He never explains, but I know that they’re Yakuza fanzines from a reference in TOKYO VICE. Think People magazine for mafia fanboys.
We continue on our way. I consider jogging, two feet off the ground at once would be less strenuous. We arrive at a hidden restaurant up a flight in a non-descript building, only to walk in and find a bustling dining hall filled with locals and smoke.
We get a vat of sweet Chinese wine that tastes like shit. Jake insists he can only have a drink or two as he’s on deadline. We’re seated next to a gaggle of Japanese girls in their mid twenties. Our duck finally arrives, I’m drunk, and Jake offers the remaining bits to our neighbors. He has them cackling, he’s a naturally charming guy – though questionable whether he’d have the same mojo stateside. At this point, probably so. His triumphs in Japan, cracking a notoriously isolationist society has earned him stripes of confidence he can take anywhere, that much is obvious.
His phone rings and he takes the call at the table, leaving me to kibitz in broken Japanglish with the girls.
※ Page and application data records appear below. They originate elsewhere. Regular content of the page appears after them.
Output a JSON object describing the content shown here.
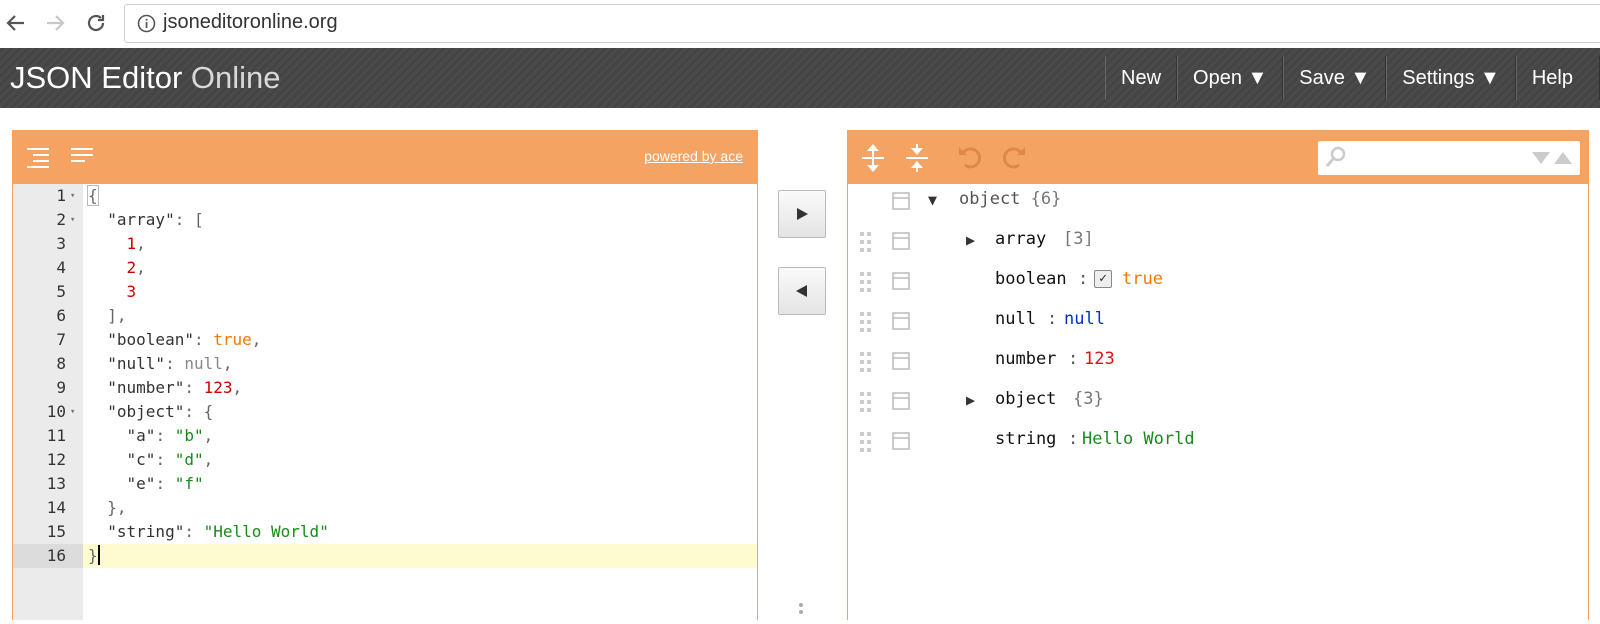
{
  "browser": {
    "url": "jsoneditoronline.org",
    "icons": [
      "back-arrow-icon",
      "forward-arrow-icon",
      "reload-icon",
      "info-icon"
    ]
  },
  "app": {
    "brand_main": "JSON Editor",
    "brand_sub": "Online",
    "menu": {
      "new": "New",
      "open": "Open ▼",
      "save": "Save ▼",
      "settings": "Settings ▼",
      "help": "Help"
    }
  },
  "code_editor": {
    "powered_by": "powered by ace",
    "lines": [
      {
        "num": "1",
        "fold": "▾"
      },
      {
        "num": "2",
        "fold": "▾"
      },
      {
        "num": "3",
        "fold": ""
      },
      {
        "num": "4",
        "fold": ""
      },
      {
        "num": "5",
        "fold": ""
      },
      {
        "num": "6",
        "fold": ""
      },
      {
        "num": "7",
        "fold": ""
      },
      {
        "num": "8",
        "fold": ""
      },
      {
        "num": "9",
        "fold": ""
      },
      {
        "num": "10",
        "fold": "▾"
      },
      {
        "num": "11",
        "fold": ""
      },
      {
        "num": "12",
        "fold": ""
      },
      {
        "num": "13",
        "fold": ""
      },
      {
        "num": "14",
        "fold": ""
      },
      {
        "num": "15",
        "fold": ""
      },
      {
        "num": "16",
        "fold": ""
      }
    ],
    "tokens": {
      "l1_brace": "{",
      "l2_key": "\"array\"",
      "l2_rest": ": [",
      "l3_num": "1",
      "l3_comma": ",",
      "l4_num": "2",
      "l4_comma": ",",
      "l5_num": "3",
      "l6_close": "],",
      "l7_key": "\"boolean\"",
      "l7_colon": ": ",
      "l7_val": "true",
      "l7_comma": ",",
      "l8_key": "\"null\"",
      "l8_colon": ": ",
      "l8_val": "null",
      "l8_comma": ",",
      "l9_key": "\"number\"",
      "l9_colon": ": ",
      "l9_val": "123",
      "l9_comma": ",",
      "l10_key": "\"object\"",
      "l10_rest": ": {",
      "l11_key": "\"a\"",
      "l11_colon": ": ",
      "l11_val": "\"b\"",
      "l11_comma": ",",
      "l12_key": "\"c\"",
      "l12_colon": ": ",
      "l12_val": "\"d\"",
      "l12_comma": ",",
      "l13_key": "\"e\"",
      "l13_colon": ": ",
      "l13_val": "\"f\"",
      "l14_close": "},",
      "l15_key": "\"string\"",
      "l15_colon": ": ",
      "l15_val": "\"Hello World\"",
      "l16_brace": "}"
    },
    "active_line": 16
  },
  "tree_editor": {
    "root": {
      "label": "object",
      "count": "{6}",
      "expanded": true
    },
    "rows": [
      {
        "field": "array",
        "count": "[3]",
        "type": "array",
        "expandable": true
      },
      {
        "field": "boolean",
        "sep": ":",
        "value": "true",
        "type": "boolean",
        "checked": true
      },
      {
        "field": "null",
        "sep": ":",
        "value": "null",
        "type": "null"
      },
      {
        "field": "number",
        "sep": ":",
        "value": "123",
        "type": "number"
      },
      {
        "field": "object",
        "count": "{3}",
        "type": "object",
        "expandable": true
      },
      {
        "field": "string",
        "sep": ":",
        "value": "Hello World",
        "type": "string"
      }
    ],
    "colors": {
      "string": "#1a8a1a",
      "number": "#e01010",
      "boolean": "#f57900",
      "null": "#0033cc"
    }
  },
  "colors": {
    "accent": "#f4a363",
    "header_bg": "#444444"
  }
}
He barks into the phone in a familiar tone that tells me he has a lady at home expecting him not to be home too late. I can’t make out the conversation, as I’m struggling to not completely embarrass myself with my poor Japanese.
“I’ll do the translation tonight, don’t worry. [pause] Yes! I’m with a friend of the producer of the film right now. We’re eating. I’ll be home in an hour and do it, I promise.” The call is actually work related, however, all work for Jake is personal.
It seems that Jake’s always on deadline in an obsessive sort of way.
Jake shows me his phone, sharing a photo he claims is worth a billion dollars. It’s a yet to be released shot of a crime family boss with the president of Japan University, who’s also the head of the Japanese Olympic Committee. The implications for corruption are obvious. “I’m publishing a story on this. The reporter who originally had this was beaten severely.” It was my idea that we meet and get dinner in the first place so I naturally offered to treat when we first corresponded. When the waitress brings a to go bag with dishes never intended to be eaten during dinner I can only laugh to myself… journalism never has, and maybe never will pay, but I’m more than happy to subsidize the honest work of a damn good investigative journalist.
Jake clearly feeds off the danger. Sure enough the piece was published days later. I get a strange feeling, not that I’m a clairvoyant, but just sometime tells me that Jake is pushing his luck. He insists that he knows what he’s doing. But that’s what I’m afraid of.
It was my idea that we meet and get dinner in the first place so I naturally offered to treat when we first corresponded. When the waitress brings a to go bag with dishes never intended to be eaten during dinner I can only laugh to myself… journalism never has, and maybe never will pay, but I’m more than happy to subsidize the honest work of a damn good investigative journalist.
TOKYO VICE the movie is scheduled to start production in 2015 – but it’s a small miracle getting a feature film made in today’s market. I’m a fan of Daniel Radcliffe, so nothing against him, but I’ll be shocked if he can do justice to the real Jake-san.